**TASK DETAILS**
An exact copy of all the entries is what is needed here.
#####
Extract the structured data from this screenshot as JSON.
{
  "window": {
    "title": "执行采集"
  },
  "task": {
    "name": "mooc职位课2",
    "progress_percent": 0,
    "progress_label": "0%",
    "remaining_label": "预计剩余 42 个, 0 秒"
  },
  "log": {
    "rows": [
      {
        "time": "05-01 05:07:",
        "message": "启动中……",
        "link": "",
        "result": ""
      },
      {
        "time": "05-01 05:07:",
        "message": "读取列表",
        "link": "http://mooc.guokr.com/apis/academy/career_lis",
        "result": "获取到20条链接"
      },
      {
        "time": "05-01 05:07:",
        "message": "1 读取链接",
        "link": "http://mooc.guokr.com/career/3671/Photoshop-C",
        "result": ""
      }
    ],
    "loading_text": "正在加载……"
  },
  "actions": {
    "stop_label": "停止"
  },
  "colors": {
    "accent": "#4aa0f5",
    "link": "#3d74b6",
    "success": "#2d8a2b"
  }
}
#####
**RESULT FOR THIS EXERCISE**
Extract the structured data from this screenshot as JSON.
{
  "window": {
    "title": "执行采集"
  },
  "task": {
    "name": "mooc职位课2",
    "progress_percent": 0,
    "progress_label": "0%",
    "remaining_label": "预计剩余 42 个, 0 秒"
  },
  "log": {
    "rows": [
      {
        "time": "05-01 05:07:",
        "message": "启动中……",
        "link": "",
        "result": ""
      },
      {
        "time": "05-01 05:07:",
        "message": "读取列表",
        "link": "http://mooc.guokr.com/apis/academy/career_lis",
        "result": "获取到20条链接"
      },
      {
        "time": "05-01 05:07:",
        "message": "1 读取链接",
        "link": "http://mooc.guokr.com/career/3671/Photoshop-C",
        "result": ""
      }
    ],
    "loading_text": "正在加载……"
  },
  "actions": {
    "stop_label": "停止"
  },
  "colors": {
    "accent": "#4aa0f5",
    "link": "#3d74b6",
    "success": "#2d8a2b"
  }
}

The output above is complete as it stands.